U.S. Senate Declares May 16, 2012 as Hereditary Angioedema Awareness Day
Resolution recognizes need for more education, research into rare, serious genetic disorder.
HONOLULU, HI — 06 February 2012
U.S. Hereditary Angioedema Association (HAEA) announced today that the United States Senate has unanimously passed a resolution (S. Res. 286) recognizing May 16, 2012, as
Hereditary Angioedema (HAE) Awareness Day. The resolution, offered by Senator Daniel Inouye (D-Hawaii) and Senator Saxby Chambliss (R-Georgia), is the result of a year-long political advocacy effort to generate recognition of the significant need for increased professional education regarding HAE, a rare and potentially fatal genetic disorder, and to highlight the need for further research aimed at improving diagnosis and treatment options for patients.
"This first annual HAE Awareness Day will put a spotlight on HAE, its symptoms, and the impact this challenging disorder has on patients and their families," said Janet Long, Executive Vice President of the HAEA. "We hope this national recognition will broaden awareness of HAE and prompt anyone who suffers from repeated bouts of swelling to seek appropriate diagnosis and treatment."

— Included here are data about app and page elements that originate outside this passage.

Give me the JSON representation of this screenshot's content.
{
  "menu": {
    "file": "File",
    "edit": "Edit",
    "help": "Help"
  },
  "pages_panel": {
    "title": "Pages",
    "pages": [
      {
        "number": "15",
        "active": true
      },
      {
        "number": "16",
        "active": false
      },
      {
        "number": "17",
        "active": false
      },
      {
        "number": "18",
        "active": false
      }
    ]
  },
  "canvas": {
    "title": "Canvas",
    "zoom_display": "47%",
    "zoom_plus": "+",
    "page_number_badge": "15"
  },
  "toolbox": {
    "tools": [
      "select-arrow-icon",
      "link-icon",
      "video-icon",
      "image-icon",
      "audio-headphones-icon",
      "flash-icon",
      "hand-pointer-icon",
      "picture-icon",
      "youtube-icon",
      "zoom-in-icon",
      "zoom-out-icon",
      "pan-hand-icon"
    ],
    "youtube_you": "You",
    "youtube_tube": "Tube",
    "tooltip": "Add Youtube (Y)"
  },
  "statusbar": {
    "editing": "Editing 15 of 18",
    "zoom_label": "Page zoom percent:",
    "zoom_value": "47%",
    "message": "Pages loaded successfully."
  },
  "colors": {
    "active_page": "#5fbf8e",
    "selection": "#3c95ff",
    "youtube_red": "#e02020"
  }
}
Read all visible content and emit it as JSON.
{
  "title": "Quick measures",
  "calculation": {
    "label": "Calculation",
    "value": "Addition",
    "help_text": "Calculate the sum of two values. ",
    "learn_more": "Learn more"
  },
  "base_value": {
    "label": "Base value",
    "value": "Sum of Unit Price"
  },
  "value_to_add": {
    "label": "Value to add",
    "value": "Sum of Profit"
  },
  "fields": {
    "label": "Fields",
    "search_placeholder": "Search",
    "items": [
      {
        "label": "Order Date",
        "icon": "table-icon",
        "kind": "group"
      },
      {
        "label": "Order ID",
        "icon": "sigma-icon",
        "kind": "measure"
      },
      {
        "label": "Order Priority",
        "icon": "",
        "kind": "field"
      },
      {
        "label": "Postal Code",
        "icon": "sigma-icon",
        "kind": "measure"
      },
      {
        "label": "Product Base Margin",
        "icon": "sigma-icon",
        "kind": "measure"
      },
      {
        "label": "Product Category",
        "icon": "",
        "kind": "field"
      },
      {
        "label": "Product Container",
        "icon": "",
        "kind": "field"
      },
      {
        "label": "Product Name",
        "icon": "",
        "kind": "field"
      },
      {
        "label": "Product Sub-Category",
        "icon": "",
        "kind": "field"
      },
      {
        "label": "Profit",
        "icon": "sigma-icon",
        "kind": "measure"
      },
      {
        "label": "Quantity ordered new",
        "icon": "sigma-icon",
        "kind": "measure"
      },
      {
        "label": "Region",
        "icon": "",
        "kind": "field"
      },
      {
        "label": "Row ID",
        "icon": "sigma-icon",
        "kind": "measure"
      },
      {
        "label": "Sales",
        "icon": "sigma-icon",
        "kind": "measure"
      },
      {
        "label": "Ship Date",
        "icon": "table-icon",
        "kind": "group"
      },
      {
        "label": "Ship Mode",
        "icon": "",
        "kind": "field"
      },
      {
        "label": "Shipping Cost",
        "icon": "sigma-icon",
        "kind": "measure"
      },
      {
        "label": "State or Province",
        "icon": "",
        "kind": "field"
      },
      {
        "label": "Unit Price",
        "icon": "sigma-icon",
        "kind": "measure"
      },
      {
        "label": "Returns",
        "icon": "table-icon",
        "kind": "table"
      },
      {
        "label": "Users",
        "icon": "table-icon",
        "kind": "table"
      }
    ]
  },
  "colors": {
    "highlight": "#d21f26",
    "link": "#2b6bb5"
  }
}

HAE involves episodes of edema, or swelling, in the face, feet, hands, throat, and abdomen. For most patients, HAE is caused by a defect or deficiency of the blood protein C1-esterase inhibitor. HAE experts estimate that this form of HAE occurs in 1 in 10,000 to 1 in 50,000 people. Swelling symptoms identical to HAE have been identified in families that have normal C1-esterase inhibitor levels. Commonly referred to as HAE III, scientists are studying the possible causes for swelling in this patient group. HAE attacks that involve the face or throat can result in airway closure, asphyxiation and, if untreated, death. Because the disease is very rare, it is not uncommon for patients to remain undiagnosed for many years, receive inappropriate diagnoses or undergo unnecessary exploratory surgery. Medications approved by the Food and Drug Administration (FDA) for treating the symptoms of HAE are now available in the U.S.
The goals of HAE Awareness Day are to:
- Increase awareness of HAE among the general public and medical community
- Support better care and an earlier and more accurate diagnosis for HAE patients
- Raise funds for further national and international initiatives
- Enhance the understanding that HAE patients can lead a healthy life
The day will help launch the first biannual HAE Global Conference to be held at the Scandic Hotel Sydhavnen in Copenhagen, Denmark. Findings from the conference will be the impetus for additional HAE research.
Funding and support of the HAEA’s public policy program, which encouraged the Senate to acknowledge the need for increased awareness and research, were provided by CSL Behring through the company’s
Local Empowerment for Advocacy Development (LEAD) program.
For more information about HAE Awareness Day, please visit
About the U.S. Hereditary Angioedema Association (HAEA)
Founded and staffed by HAE patients and HAE patient caregivers, the HAEA is a non-profit patient advocacy organization dedicated to serving persons with angioedema resulting from C1-Inhibitor deficiency. The Association provides HAE patients and their families with a support network and a wide range of services including physician referrals and individualized patient support. The HAEA's goal is to increase awareness of Hereditary Angioedema by providing patients and physicians with authoritative and readily accessible information. The HAEA is committed to advancing and conducting clinical research designed to improve the lives of HAE patients and ultimately find a cure. To learn more about the HAEA or join the Association, visit
www.HAEA.org, email email@example.com or call 866-798-5598.
Laura de Zutter
MCS Healthcare Public Relations on behalf of the HAE Association